Among those top five:
- Trade with No. 1 Port of Newark rose 14.68 percent to $1.88 billion.
Exports rose 153.31 percent to $21.02 million. Imports rose 13.97 percent to $1.86 billion.
- Trade with No. 2 Port of Savannah, Ga. fell 1.3 percent to $1.48 billion.
Exports rose 4.92 percent to $242.87 million. Imports fell 2.43 percent to $1.24 billion.
- Trade with No. 3 Port of Los Angeles rose 9.74 percent to $1.42 billion.
Exports rose 25.23 percent to $154.67 million. Imports rose 8.1 percent to $1.26 billion.
- Trade with No. 4 Port of Everett, Wash. totaled $284.12 million.
Exports totaled $284.12 million. There were no imports.
- Trade with No. 5 Port of Virginia rose 37.58 percent to $244.15 million.
Exports rose 82.77 percent to $86.41 million. Imports rose 21.17 percent to $157.74 million.
Bangladesh ranked No. 51 among the United States’ top trade partners through the current period. In the same period one year ago, it ranked No. 53.
Meanwhile, total U.S. trade with the world increased to $3.87 trillion, up 8.92 percent compared to the same period last year. The nation’s exports climbed 8.46 percent to $1.53 trillion; imports climbed 9.22 percent to $2.34 trillion. The nation’s top five countries so far this year, by value, are China; Canada; Mexico; Japan and Germany. The overall trade deficit was $806.02 billion, up compared to the same period of last year when the deficit was $728.06 billion.
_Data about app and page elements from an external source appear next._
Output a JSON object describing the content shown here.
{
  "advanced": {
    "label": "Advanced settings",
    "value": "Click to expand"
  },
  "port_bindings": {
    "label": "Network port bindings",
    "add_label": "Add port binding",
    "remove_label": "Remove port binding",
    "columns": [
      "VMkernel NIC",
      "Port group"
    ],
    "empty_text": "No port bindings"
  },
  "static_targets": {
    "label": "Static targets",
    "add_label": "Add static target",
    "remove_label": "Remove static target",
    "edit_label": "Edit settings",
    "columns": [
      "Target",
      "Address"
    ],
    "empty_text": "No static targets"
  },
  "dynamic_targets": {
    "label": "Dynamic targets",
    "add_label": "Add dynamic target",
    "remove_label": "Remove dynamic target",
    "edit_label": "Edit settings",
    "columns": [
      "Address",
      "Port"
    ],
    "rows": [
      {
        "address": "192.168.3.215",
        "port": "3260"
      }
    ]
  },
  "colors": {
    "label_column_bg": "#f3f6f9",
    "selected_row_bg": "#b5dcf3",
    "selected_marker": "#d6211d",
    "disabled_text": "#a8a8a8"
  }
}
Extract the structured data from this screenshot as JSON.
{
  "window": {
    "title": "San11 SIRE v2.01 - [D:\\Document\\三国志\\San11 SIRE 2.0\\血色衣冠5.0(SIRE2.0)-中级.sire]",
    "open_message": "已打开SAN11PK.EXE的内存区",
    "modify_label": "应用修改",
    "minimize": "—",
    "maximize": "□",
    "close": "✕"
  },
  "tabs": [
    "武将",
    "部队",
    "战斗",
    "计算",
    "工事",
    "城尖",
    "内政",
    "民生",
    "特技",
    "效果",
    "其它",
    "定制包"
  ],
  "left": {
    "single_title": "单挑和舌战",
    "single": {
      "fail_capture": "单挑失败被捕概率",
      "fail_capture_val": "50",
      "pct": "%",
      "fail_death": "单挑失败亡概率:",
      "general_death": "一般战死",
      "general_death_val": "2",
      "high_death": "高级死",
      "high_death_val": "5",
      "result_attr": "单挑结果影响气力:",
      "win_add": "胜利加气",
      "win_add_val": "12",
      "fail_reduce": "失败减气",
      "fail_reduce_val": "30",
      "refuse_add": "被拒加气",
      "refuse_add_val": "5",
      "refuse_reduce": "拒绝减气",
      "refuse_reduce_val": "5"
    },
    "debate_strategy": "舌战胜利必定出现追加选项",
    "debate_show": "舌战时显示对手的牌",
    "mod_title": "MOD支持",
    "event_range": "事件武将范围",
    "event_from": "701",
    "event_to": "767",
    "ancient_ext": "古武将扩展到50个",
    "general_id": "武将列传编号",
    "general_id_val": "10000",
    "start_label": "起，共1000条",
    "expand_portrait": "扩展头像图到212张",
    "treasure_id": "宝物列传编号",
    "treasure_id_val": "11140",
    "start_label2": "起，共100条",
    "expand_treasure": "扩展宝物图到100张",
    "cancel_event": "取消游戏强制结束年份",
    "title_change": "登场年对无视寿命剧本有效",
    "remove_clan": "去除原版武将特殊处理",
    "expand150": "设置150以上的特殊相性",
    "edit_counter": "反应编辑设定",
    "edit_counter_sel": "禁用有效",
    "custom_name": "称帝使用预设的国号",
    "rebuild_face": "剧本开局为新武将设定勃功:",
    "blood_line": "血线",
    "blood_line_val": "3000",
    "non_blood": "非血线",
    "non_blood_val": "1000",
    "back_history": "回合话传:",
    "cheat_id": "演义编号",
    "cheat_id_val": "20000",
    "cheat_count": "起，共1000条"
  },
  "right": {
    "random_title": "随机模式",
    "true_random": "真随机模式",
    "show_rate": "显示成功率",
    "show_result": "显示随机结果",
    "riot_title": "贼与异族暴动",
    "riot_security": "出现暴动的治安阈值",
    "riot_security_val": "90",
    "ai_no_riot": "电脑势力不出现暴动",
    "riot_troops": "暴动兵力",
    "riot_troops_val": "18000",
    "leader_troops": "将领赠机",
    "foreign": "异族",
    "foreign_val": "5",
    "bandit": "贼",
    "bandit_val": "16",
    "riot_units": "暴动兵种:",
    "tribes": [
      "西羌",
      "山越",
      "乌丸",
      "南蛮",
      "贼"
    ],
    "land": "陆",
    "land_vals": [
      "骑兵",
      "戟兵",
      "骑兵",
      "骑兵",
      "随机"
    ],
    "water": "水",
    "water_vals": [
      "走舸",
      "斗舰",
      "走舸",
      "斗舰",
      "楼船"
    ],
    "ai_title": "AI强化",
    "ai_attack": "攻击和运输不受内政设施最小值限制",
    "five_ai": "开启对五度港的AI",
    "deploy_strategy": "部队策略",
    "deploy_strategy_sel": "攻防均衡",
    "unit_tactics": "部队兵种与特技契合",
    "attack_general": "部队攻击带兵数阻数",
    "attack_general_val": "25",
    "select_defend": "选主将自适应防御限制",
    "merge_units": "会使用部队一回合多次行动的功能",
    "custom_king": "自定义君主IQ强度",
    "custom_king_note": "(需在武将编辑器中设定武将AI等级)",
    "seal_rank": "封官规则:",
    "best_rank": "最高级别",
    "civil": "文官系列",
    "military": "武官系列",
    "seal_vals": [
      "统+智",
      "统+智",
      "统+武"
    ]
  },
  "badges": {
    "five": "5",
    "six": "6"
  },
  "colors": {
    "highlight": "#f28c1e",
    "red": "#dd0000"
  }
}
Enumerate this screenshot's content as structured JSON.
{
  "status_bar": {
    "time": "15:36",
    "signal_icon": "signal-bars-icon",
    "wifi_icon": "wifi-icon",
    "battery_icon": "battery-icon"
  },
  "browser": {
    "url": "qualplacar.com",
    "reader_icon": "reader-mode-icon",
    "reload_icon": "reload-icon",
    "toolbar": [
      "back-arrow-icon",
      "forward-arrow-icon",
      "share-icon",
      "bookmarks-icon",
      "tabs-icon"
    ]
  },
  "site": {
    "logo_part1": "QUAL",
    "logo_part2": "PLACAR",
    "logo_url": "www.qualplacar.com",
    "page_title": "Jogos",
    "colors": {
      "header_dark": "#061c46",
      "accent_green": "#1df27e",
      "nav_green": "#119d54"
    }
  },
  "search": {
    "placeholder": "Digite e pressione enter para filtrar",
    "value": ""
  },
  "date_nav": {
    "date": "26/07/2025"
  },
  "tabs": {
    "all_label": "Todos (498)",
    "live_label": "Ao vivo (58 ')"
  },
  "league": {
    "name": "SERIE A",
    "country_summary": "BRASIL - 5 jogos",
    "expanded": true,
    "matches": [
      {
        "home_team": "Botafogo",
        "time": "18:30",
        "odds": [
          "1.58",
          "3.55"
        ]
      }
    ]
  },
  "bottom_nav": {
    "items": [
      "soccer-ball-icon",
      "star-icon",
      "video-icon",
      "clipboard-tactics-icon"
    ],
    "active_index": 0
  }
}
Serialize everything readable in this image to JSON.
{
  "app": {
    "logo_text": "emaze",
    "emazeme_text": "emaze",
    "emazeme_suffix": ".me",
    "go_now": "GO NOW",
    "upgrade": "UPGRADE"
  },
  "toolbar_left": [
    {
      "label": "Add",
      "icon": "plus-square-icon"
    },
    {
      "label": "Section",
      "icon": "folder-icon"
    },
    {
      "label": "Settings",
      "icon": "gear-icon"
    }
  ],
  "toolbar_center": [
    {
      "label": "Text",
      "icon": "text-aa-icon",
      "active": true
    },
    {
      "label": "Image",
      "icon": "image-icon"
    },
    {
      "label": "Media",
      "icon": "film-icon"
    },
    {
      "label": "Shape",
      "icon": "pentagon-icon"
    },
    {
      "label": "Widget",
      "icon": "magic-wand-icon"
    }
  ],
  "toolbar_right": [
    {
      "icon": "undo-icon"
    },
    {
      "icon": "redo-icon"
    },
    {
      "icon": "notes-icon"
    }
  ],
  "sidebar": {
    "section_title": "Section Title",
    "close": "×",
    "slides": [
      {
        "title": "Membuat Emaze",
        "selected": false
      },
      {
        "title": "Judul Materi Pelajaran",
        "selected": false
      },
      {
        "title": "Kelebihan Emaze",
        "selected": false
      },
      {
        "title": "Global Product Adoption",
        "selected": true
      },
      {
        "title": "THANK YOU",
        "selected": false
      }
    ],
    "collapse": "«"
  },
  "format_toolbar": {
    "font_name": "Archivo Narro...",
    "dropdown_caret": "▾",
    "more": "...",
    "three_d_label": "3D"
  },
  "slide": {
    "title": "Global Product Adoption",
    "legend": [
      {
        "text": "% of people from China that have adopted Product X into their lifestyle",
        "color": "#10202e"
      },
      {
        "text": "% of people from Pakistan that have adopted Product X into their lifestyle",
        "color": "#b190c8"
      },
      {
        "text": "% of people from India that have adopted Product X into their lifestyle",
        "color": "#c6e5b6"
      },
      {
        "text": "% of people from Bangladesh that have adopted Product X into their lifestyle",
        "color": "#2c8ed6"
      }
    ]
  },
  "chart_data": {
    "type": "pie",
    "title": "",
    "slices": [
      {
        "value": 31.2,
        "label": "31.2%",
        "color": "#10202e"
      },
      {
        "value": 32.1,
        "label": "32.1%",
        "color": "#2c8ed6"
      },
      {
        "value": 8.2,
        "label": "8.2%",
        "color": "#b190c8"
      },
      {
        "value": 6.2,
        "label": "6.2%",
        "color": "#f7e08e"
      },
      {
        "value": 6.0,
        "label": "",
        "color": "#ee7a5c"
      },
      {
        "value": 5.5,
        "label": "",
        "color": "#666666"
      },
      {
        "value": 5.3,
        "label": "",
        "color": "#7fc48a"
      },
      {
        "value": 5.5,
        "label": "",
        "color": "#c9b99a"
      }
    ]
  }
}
The top five U.S. exports to Bangladesh by value through November were the categories of Soybeans; Cotton; Civilian aircraft, parts; Scrap iron, steel; and Wheat, respectively. They accounted for 73.27 percent of total exports to Bangladesh.
The value of the top five categories of U.S. imports from Bangladesh –– Men’s or boys’ slacks, suits, not knit; Women’s or girls’ suits, not knit; Men’s or boys’ shirts, not knitted or crocheted; Sweaters, pullovers, vests, knit or crocheted; and T-shirts, tank tops, knit or crocheted –– accounted for 60.77 percent of all inbound shipments.
Looking more closely at U.S. exports to Bangladesh:
- Soybeans rose 7.89 percent compared to last year to $394.38 million.
- Cotton rose 45.55 percent compared to last year to $379.05 million.
- Civilian aircraft, parts rose 1124.29 percent compared to last year to $301.49 million.
- Scrap iron, steel rose 65.06 percent compared to last year to $264.45 million.
- Wheat fell 22.46 percent compared to last year to $53.05 million.
Looking more closely at U.S. imports from Bangladesh:
- Men’s or boys’ slacks, suits, not knit rose 7.91 percent compared to last year to $1.47 billion.
- Women’s or girls’ suits, not knit rose 8.9 percent compared to last year to $779.4 million.
- Men’s or boys’ shirts, not knitted or crocheted rose 4.43 percent compared to last year to $593.77 million.
- Sweaters, pullovers, vests, knit or crocheted rose 10.51 percent compared to last year to $393.31 million.
- T-shirts, tank tops, knit or crocheted rose 10.14 percent compared to last year to $198.67 million.
In the latest annual figures available, Bangladesh recorded $7.15 billion in trade with the United States. At year’s end, its were New York City; Atlanta/Savannah; Los Angeles; New Orleans; and Cleveland. Total U.S. exports to Bangladesh were $ 1.46 billion and imports from Bangladesh were $5.69 billion. The U.S. deficit with Bangladesh was $4.22 billion.